■ **Task details**
List all lines of the data that include the string "linux".

Saved entries
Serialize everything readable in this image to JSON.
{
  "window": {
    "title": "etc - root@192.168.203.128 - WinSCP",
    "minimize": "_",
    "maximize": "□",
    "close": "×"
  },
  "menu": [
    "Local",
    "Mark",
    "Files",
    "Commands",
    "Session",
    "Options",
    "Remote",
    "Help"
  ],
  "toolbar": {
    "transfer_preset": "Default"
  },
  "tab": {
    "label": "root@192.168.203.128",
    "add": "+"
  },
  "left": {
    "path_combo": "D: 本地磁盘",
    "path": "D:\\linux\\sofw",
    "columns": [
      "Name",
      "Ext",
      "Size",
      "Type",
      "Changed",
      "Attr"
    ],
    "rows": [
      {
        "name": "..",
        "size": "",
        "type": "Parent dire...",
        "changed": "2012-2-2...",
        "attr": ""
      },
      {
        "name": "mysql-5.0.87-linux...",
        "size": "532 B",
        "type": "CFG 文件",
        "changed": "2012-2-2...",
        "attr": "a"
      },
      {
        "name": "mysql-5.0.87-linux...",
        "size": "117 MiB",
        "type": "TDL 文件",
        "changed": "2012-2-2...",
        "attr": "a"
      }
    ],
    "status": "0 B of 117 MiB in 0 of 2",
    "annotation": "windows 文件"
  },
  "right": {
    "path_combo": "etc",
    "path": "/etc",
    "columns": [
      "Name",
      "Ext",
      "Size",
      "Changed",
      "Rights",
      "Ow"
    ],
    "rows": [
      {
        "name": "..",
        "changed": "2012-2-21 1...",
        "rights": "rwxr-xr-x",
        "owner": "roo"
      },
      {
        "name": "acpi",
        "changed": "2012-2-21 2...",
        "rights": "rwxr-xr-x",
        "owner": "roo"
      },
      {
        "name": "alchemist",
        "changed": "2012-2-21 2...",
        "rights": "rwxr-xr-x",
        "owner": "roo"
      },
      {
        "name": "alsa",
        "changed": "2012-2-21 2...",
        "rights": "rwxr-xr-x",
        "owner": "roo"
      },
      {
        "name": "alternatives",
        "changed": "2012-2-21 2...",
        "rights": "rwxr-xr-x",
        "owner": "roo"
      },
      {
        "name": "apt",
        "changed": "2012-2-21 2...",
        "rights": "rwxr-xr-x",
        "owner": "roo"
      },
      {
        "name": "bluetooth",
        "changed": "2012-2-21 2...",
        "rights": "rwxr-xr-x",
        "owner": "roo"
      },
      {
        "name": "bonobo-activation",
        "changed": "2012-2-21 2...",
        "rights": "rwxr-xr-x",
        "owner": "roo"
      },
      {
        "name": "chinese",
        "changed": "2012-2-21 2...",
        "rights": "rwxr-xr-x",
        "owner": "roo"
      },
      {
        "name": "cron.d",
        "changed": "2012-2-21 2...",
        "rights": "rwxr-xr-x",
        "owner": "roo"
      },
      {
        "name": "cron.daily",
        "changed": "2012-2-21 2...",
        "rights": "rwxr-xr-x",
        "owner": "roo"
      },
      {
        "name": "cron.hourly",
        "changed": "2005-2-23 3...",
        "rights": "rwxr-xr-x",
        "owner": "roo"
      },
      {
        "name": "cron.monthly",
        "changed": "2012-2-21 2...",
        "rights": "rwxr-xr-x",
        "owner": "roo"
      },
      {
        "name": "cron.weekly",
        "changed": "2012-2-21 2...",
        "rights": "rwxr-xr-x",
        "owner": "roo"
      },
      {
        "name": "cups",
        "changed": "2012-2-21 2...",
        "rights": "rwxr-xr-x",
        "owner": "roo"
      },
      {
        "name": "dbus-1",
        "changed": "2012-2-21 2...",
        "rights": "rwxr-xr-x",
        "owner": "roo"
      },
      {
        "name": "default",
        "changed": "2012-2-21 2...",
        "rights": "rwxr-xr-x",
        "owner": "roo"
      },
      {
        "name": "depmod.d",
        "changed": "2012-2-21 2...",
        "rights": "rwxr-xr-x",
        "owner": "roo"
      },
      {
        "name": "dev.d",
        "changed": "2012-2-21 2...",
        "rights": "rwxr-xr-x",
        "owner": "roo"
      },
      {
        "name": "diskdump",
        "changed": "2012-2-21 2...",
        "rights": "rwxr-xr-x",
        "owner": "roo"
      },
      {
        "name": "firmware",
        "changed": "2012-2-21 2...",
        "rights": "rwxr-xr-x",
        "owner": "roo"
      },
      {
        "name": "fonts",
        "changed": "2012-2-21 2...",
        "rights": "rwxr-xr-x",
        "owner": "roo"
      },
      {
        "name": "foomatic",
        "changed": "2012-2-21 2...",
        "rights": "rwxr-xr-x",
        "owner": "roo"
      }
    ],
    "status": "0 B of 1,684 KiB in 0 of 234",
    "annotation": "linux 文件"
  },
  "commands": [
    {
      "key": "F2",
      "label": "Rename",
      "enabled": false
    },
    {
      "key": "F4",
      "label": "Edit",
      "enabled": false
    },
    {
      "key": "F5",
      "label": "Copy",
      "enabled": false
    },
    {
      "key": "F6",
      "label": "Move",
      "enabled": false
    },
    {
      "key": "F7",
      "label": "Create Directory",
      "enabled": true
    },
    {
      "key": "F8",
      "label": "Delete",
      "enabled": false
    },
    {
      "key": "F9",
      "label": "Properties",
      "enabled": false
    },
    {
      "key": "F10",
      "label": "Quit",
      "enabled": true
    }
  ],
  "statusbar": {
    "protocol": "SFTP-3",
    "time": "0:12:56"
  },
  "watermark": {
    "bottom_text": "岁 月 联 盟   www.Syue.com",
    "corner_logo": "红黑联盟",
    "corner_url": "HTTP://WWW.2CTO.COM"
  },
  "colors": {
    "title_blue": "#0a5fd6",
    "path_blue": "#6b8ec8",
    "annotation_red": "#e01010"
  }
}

■ **Reply**
    "path": "D:\\linux\\sofw",
        "name": "mysql-5.0.87-linux...",
        "name": "mysql-5.0.87-linux...",
    "annotation": "linux 文件"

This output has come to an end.